Input data.
-- Opening Marker --

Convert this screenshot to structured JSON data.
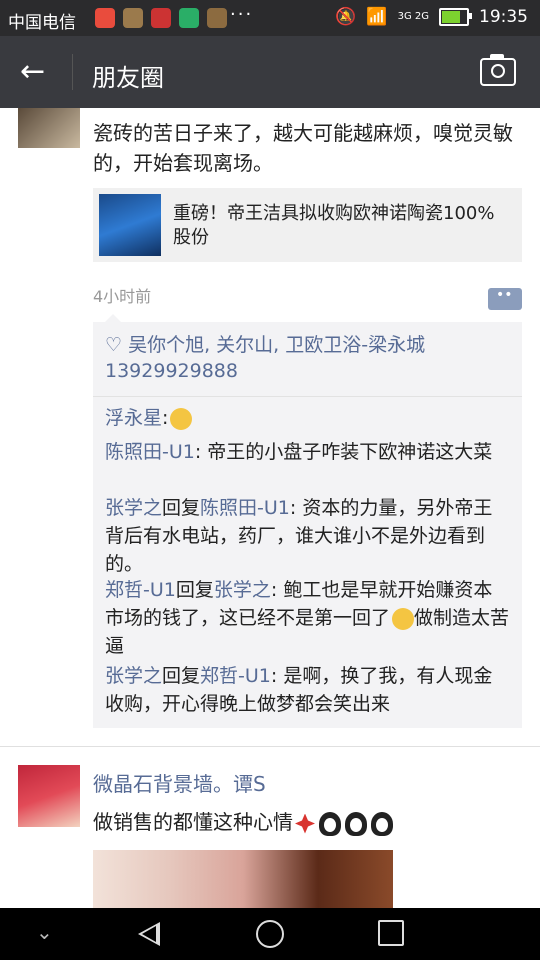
{
  "status_bar": {
    "carrier": "中国电信",
    "dots": "···",
    "network_label": "3G 2G",
    "time": "19:35",
    "battery_level": 0.7
  },
  "header": {
    "title": "朋友圈"
  },
  "post1": {
    "author_name": "",
    "text": "瓷砖的苦日子来了，越大可能越麻烦，嗅觉灵敏的，开始套现离场。",
    "link_title": "重磅！帝王洁具拟收购欧神诺陶瓷100%股份",
    "time": "4小时前",
    "likes": "♡ 吴你个旭, 关尔山, 卫欧卫浴-梁永城 13929929888",
    "comments": [
      {
        "name": "浮永星",
        "reply_to": "",
        "text": ":"
      },
      {
        "name": "陈照田-U1",
        "reply_to": "",
        "text": ": 帝王的小盘子咋装下欧神诺这大菜"
      },
      {
        "name": "张学之",
        "reply_to": "陈照田-U1",
        "text": ": 资本的力量，另外帝王背后有水电站，药厂，谁大谁小不是外边看到的。"
      },
      {
        "name": "郑哲-U1",
        "reply_to": "张学之",
        "text": ": 鲍工也是早就开始赚资本市场的钱了，这已经不是第一回了",
        "text_after": "做制造太苦逼"
      },
      {
        "name": "张学之",
        "reply_to": "郑哲-U1",
        "text": ": 是啊，换了我，有人现金收购，开心得晚上做梦都会笑出来"
      }
    ],
    "reply_word": "回复"
  },
  "post2": {
    "author_name": "微晶石背景墙。谭S",
    "text": "做销售的都懂这种心情"
  }
}
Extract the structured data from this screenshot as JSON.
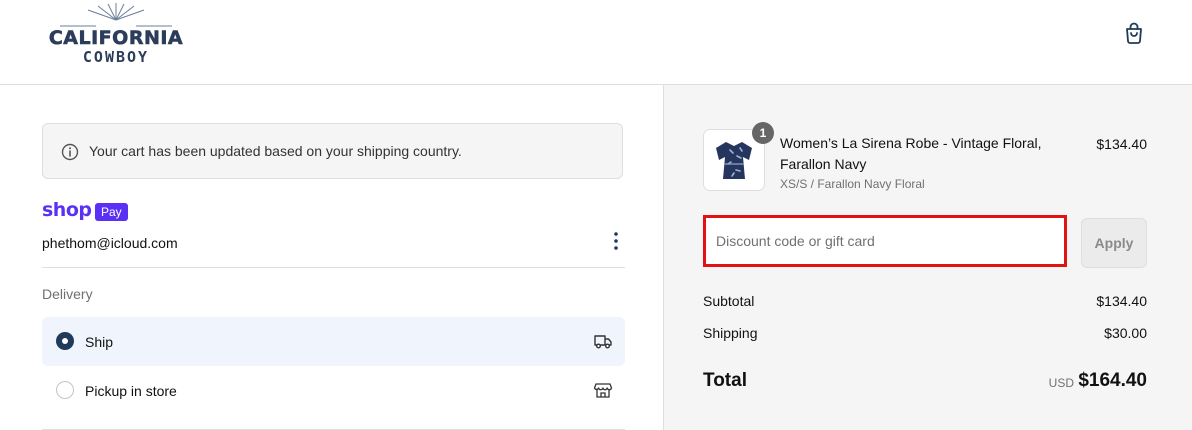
{
  "brand": {
    "logo_line1": "CALIFORNIA",
    "logo_line2": "COWBOY"
  },
  "header": {
    "cart_icon": "shopping-bag-icon"
  },
  "notice": {
    "icon": "info-icon",
    "text": "Your cart has been updated based on your shipping country."
  },
  "shop_pay": {
    "shop": "shop",
    "pay": "Pay"
  },
  "account": {
    "email": "phethom@icloud.com",
    "menu_icon": "kebab-menu-icon"
  },
  "delivery": {
    "label": "Delivery",
    "options": [
      {
        "label": "Ship",
        "selected": true,
        "icon": "truck-icon"
      },
      {
        "label": "Pickup in store",
        "selected": false,
        "icon": "store-icon"
      }
    ]
  },
  "order": {
    "item": {
      "quantity": "1",
      "name": "Women’s La Sirena Robe - Vintage Floral, Farallon Navy",
      "variant": "XS/S / Farallon Navy Floral",
      "price": "$134.40"
    },
    "discount": {
      "placeholder": "Discount code or gift card",
      "value": ""
    },
    "apply_label": "Apply",
    "subtotal_label": "Subtotal",
    "subtotal": "$134.40",
    "shipping_label": "Shipping",
    "shipping": "$30.00",
    "total_label": "Total",
    "currency": "USD",
    "total": "$164.40"
  },
  "colors": {
    "accent": "#1f3a5a",
    "shop_pay": "#5a31f4",
    "highlight": "#e31313"
  }
}
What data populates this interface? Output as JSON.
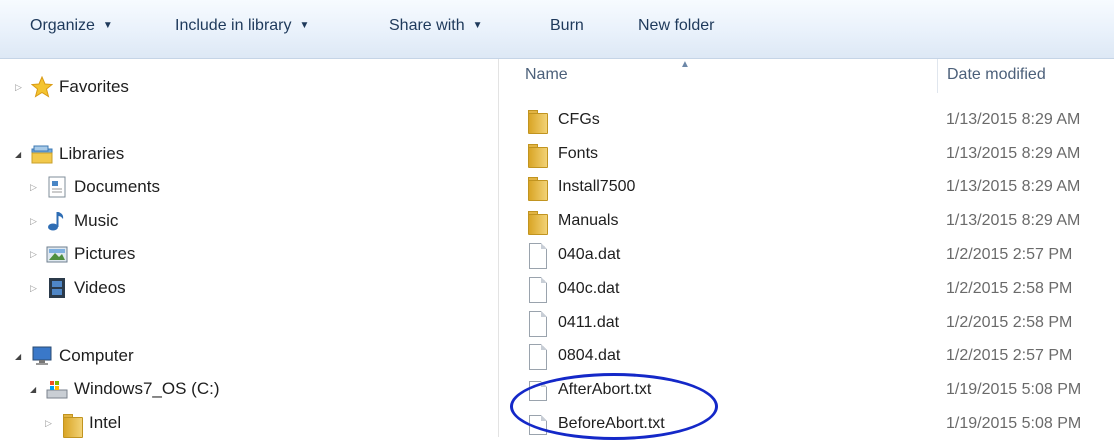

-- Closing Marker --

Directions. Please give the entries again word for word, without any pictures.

Finished exercise.
Convert this screenshot to structured JSON data.
{
  "status_bar": {
    "carrier": "中国电信",
    "dots": "···",
    "network_label": "3G 2G",
    "time": "19:35",
    "battery_level": 0.7
  },
  "header": {
    "title": "朋友圈"
  },
  "post1": {
    "author_name": "",
    "text": "瓷砖的苦日子来了，越大可能越麻烦，嗅觉灵敏的，开始套现离场。",
    "link_title": "重磅！帝王洁具拟收购欧神诺陶瓷100%股份",
    "time": "4小时前",
    "likes": "♡ 吴你个旭, 关尔山, 卫欧卫浴-梁永城 13929929888",
    "comments": [
      {
        "name": "浮永星",
        "reply_to": "",
        "text": ":"
      },
      {
        "name": "陈照田-U1",
        "reply_to": "",
        "text": ": 帝王的小盘子咋装下欧神诺这大菜"
      },
      {
        "name": "张学之",
        "reply_to": "陈照田-U1",
        "text": ": 资本的力量，另外帝王背后有水电站，药厂，谁大谁小不是外边看到的。"
      },
      {
        "name": "郑哲-U1",
        "reply_to": "张学之",
        "text": ": 鲍工也是早就开始赚资本市场的钱了，这已经不是第一回了",
        "text_after": "做制造太苦逼"
      },
      {
        "name": "张学之",
        "reply_to": "郑哲-U1",
        "text": ": 是啊，换了我，有人现金收购，开心得晚上做梦都会笑出来"
      }
    ],
    "reply_word": "回复"
  },
  "post2": {
    "author_name": "微晶石背景墙。谭S",
    "text": "做销售的都懂这种心情"
  }
}
Extract the structured data from this screenshot as JSON.
{
  "brand": {
    "logo_line1": "CALIFORNIA",
    "logo_line2": "COWBOY"
  },
  "header": {
    "cart_icon": "shopping-bag-icon"
  },
  "notice": {
    "icon": "info-icon",
    "text": "Your cart has been updated based on your shipping country."
  },
  "shop_pay": {
    "shop": "shop",
    "pay": "Pay"
  },
  "account": {
    "email": "phethom@icloud.com",
    "menu_icon": "kebab-menu-icon"
  },
  "delivery": {
    "label": "Delivery",
    "options": [
      {
        "label": "Ship",
        "selected": true,
        "icon": "truck-icon"
      },
      {
        "label": "Pickup in store",
        "selected": false,
        "icon": "store-icon"
      }
    ]
  },
  "order": {
    "item": {
      "quantity": "1",
      "name": "Women’s La Sirena Robe - Vintage Floral, Farallon Navy",
      "variant": "XS/S / Farallon Navy Floral",
      "price": "$134.40"
    },
    "discount": {
      "placeholder": "Discount code or gift card",
      "value": ""
    },
    "apply_label": "Apply",
    "subtotal_label": "Subtotal",
    "subtotal": "$134.40",
    "shipping_label": "Shipping",
    "shipping": "$30.00",
    "total_label": "Total",
    "currency": "USD",
    "total": "$164.40"
  },
  "colors": {
    "accent": "#1f3a5a",
    "shop_pay": "#5a31f4",
    "highlight": "#e31313"
  }
}
What data populates this interface? Output as JSON.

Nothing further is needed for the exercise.